I’d like to know a little more about your Kuro from both of your perspectives.
Will, where do you think Kuro fits into the world of enterprise blockchain solutions? We know that while both small and large firms are interested in the benefits that the tech offers that privacy is a big concern. We spoke briefly earlier about corporate giants like Microsoft, EY, IBM and of course JP Morgan all exploring and building their own tech.
With your expertise Doug I would like to know more about the technical architecture of the on-chain privacy and how your solution in this arena is positioned in comparison to other privacy solutions.
The single biggest feature is that it is a real blockchain. That means it behaves like a blockchain, i.e. it starts when you turn it on and it is easy to administer. Hyperledger Fabric was famous for often failing to boot and being a broken database, Quorum was famous for being a mess to architect with, and R3’s Corda had a development team that rebelled and quit.
One of Kadena’s biggest problems is that, despite shipping quickly and often, despite having an incredibly reliable platform, no one writes an article about “their stuff just works”. For example, on August 20th we upgraded our sharded mainnet by 2x and it went flawlessly. This was the first time EVER that someone upgraded a state-sharded platform, but while we got press that it was happening, we didn’t get press about how boring it is to have drama-free releases. This is unlike ETH 2.0 that gets miles of press every time it gurgles. We undoubtedly miss out of the free press that failure brings, but we vastly prefer our approach to diligent release testing and accurate roadmaps.

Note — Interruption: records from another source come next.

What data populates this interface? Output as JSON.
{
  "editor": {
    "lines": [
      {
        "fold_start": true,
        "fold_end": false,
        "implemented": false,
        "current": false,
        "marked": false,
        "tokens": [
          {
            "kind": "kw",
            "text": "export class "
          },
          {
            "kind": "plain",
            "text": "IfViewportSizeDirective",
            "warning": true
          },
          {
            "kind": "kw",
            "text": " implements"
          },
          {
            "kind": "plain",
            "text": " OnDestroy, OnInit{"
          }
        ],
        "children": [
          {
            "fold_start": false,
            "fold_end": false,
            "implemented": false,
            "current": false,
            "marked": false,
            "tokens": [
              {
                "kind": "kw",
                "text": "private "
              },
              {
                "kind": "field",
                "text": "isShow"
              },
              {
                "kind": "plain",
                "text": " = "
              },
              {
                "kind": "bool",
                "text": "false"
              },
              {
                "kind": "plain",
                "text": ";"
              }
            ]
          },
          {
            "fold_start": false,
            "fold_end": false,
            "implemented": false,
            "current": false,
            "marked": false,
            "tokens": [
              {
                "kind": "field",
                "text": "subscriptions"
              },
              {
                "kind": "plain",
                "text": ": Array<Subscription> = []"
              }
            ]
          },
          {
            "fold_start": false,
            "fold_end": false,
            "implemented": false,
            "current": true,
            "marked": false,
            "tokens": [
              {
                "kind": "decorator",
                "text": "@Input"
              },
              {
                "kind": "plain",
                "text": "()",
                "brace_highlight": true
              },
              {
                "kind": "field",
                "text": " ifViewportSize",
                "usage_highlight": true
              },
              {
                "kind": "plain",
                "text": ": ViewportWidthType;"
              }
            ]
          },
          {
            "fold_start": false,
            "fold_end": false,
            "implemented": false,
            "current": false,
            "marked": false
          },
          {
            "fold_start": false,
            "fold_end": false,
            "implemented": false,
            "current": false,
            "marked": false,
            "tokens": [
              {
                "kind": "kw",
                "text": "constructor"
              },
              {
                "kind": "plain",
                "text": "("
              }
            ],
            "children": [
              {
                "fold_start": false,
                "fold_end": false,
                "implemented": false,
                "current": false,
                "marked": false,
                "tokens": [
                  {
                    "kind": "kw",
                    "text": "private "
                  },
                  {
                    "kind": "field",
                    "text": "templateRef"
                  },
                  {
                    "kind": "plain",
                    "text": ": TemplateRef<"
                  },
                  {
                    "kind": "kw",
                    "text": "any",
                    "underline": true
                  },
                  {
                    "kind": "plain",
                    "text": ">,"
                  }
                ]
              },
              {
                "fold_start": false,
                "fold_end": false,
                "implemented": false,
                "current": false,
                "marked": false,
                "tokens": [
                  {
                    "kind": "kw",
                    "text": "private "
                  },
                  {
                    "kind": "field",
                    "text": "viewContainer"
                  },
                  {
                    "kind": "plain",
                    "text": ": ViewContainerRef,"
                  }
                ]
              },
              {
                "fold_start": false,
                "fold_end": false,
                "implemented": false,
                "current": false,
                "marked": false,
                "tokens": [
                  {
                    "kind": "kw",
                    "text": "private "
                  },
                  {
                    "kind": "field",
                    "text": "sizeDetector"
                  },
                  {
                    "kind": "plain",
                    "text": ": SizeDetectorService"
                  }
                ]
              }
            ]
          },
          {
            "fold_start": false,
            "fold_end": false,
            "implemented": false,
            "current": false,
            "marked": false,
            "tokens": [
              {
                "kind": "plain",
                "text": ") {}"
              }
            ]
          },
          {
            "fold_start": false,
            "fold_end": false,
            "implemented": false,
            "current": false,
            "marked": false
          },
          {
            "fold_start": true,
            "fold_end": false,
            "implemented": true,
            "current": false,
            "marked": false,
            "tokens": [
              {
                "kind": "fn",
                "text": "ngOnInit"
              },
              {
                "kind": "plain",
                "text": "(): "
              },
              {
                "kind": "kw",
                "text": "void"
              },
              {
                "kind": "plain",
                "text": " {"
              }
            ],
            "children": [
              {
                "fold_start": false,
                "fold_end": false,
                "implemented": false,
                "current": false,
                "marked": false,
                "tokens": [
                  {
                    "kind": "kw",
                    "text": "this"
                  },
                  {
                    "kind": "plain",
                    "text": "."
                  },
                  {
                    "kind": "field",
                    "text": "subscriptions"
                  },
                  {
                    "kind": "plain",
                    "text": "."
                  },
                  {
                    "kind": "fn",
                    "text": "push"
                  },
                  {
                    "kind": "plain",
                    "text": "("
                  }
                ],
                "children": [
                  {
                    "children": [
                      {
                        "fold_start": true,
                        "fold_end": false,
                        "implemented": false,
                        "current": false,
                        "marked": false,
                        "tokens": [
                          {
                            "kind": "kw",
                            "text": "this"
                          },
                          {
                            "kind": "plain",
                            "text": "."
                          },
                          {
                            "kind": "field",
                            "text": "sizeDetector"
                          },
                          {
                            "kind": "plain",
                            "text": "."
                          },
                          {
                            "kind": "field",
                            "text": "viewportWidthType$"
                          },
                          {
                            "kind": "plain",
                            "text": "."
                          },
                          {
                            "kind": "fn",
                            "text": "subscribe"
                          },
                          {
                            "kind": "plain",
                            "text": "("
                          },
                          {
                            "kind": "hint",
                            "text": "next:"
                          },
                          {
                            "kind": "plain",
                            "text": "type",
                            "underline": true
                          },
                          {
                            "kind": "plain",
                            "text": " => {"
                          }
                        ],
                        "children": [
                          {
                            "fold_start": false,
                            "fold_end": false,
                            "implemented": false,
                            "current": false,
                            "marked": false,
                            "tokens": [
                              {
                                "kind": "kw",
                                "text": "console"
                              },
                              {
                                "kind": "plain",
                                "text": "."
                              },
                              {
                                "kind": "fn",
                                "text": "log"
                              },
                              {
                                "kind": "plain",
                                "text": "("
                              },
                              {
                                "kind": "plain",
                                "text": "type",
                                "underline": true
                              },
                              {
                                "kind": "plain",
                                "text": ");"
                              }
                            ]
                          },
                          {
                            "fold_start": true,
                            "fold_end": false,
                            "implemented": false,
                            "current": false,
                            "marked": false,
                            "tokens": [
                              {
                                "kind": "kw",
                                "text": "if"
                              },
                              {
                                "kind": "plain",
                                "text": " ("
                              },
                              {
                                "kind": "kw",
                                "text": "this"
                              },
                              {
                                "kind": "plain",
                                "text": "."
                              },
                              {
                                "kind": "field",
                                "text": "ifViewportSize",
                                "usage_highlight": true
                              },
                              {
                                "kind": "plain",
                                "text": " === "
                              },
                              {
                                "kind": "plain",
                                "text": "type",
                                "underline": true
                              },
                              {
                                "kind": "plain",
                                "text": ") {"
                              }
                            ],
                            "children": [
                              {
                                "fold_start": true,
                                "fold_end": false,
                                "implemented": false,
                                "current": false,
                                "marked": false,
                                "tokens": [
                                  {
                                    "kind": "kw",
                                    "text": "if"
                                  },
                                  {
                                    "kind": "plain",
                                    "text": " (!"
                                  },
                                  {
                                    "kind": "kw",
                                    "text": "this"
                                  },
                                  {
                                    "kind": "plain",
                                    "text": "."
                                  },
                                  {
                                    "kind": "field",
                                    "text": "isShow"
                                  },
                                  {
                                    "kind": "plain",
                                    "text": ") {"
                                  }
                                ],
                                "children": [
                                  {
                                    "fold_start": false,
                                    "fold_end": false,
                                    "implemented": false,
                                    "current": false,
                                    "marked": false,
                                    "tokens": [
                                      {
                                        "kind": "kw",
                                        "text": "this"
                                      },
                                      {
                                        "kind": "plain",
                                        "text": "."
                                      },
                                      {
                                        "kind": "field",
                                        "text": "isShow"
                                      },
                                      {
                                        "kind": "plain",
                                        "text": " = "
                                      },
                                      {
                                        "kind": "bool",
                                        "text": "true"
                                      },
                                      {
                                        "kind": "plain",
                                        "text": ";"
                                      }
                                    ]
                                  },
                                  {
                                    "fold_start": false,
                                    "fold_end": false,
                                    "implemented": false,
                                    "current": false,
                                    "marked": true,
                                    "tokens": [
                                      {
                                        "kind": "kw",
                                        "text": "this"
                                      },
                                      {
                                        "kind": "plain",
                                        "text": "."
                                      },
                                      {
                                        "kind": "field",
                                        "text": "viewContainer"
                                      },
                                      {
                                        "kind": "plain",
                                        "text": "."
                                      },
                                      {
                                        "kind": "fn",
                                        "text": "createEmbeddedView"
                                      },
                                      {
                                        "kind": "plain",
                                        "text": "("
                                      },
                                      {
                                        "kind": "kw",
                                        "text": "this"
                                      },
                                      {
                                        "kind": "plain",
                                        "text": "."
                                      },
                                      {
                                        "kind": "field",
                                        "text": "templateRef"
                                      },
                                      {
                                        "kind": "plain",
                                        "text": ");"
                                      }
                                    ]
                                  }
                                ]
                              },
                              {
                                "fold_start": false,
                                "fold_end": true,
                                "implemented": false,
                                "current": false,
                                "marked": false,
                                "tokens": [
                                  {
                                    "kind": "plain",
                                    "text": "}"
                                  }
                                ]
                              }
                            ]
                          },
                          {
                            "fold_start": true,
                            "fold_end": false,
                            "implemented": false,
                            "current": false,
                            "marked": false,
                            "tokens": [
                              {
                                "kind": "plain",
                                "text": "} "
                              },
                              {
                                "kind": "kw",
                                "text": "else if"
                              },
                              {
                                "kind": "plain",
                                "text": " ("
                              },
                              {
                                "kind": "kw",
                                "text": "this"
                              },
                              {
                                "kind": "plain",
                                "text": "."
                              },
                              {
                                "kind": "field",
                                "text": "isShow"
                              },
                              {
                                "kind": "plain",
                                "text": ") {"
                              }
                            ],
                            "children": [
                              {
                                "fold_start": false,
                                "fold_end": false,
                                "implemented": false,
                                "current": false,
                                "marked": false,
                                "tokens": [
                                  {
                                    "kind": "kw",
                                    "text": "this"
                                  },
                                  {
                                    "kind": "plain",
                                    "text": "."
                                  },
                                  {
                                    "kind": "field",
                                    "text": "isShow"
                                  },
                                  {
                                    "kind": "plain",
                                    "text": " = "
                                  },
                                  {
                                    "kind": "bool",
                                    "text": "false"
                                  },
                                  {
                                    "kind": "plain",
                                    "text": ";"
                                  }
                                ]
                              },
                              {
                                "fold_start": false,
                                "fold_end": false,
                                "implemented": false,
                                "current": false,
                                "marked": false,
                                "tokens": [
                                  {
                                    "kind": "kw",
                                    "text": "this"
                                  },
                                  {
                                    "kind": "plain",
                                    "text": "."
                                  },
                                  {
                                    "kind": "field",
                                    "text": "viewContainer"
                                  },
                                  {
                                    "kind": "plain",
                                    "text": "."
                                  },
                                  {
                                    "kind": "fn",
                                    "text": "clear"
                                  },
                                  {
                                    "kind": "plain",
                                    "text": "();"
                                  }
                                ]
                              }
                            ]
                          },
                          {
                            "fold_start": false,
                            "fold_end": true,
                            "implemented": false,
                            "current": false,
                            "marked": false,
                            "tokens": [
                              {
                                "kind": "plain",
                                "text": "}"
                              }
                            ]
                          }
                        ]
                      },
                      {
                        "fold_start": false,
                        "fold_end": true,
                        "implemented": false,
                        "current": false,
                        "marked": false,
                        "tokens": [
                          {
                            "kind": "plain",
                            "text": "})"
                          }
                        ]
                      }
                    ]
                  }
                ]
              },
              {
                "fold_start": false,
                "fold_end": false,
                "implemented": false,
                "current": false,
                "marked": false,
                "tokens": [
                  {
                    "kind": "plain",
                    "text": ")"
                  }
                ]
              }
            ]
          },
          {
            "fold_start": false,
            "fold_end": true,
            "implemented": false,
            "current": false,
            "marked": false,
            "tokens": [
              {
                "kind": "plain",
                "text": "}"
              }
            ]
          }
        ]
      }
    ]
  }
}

“This was the first time EVER that someone upgraded a state-sharded platform, but while we got press that it was happening, we didn’t get press about how boring it is to have drama-free releases.”
Roughly speaking, what you can do is encrypt things client-side before you put them into a Kuro transaction, then you can decrypt them coming out the other end. This technique can be used in either a private or public blockchain environment. The Finprint work used this idea to keep financial data private and put the end consumer in control of it.
How does KDA plan to market to developers?
Glad you asked. We’ve been working on exactly that. I don’t want to spoil the details, but stay tuned in the next few weeks for a new initiative on that front. More broadly speaking, with my Director of Engineering hat on, I’d say that we plan to market to developers through engineering excellence. By providing better tools that allow developers to not get bogged down in details and enable them to focus on the important logic of what they’re trying to build.
Also, Pact is just a better language that’s easier to use, easier to learn, safer to use, and runs on the only decentralized+scaled layer-1 in existence. I think the scaled layer-1 platform will be a big selling point versus the hub-and-spoke model where developers can build an app but to deploy it they need to deploy an entire blockchain instead of just deploying a contract.
Is the team doing anything DeFi related? If so can you elaborate on some of them?
Yes, now that we’ve successfully demonstrated that we can scale, DeFi is becoming a bigger and bigger priority for us. It’s still early, so I don’t know exactly what form this will take in terms of what our engineering team works on, but we want to put in place the raw materials for a vibrant DeFi ecosystem. In my mind this starts with things like stablecoins and DEXs. The ideal thing would be to get some partnerships so we don’t have to build them ourselves. We’re already in talks with several DeFi companies that are getting crushed by Ethereum gas fees that are very interested in exploring alternatives like Kadena. One thing that will probably make it onto our internal engineering roadmap is building the crypto primitives necessary to implement decentralized bridges to various other blockchains.
“We’re already in talks with several DeFi companies that are getting crushed by Ethereum gas fees that are very interested in exploring alternatives like Kadena.”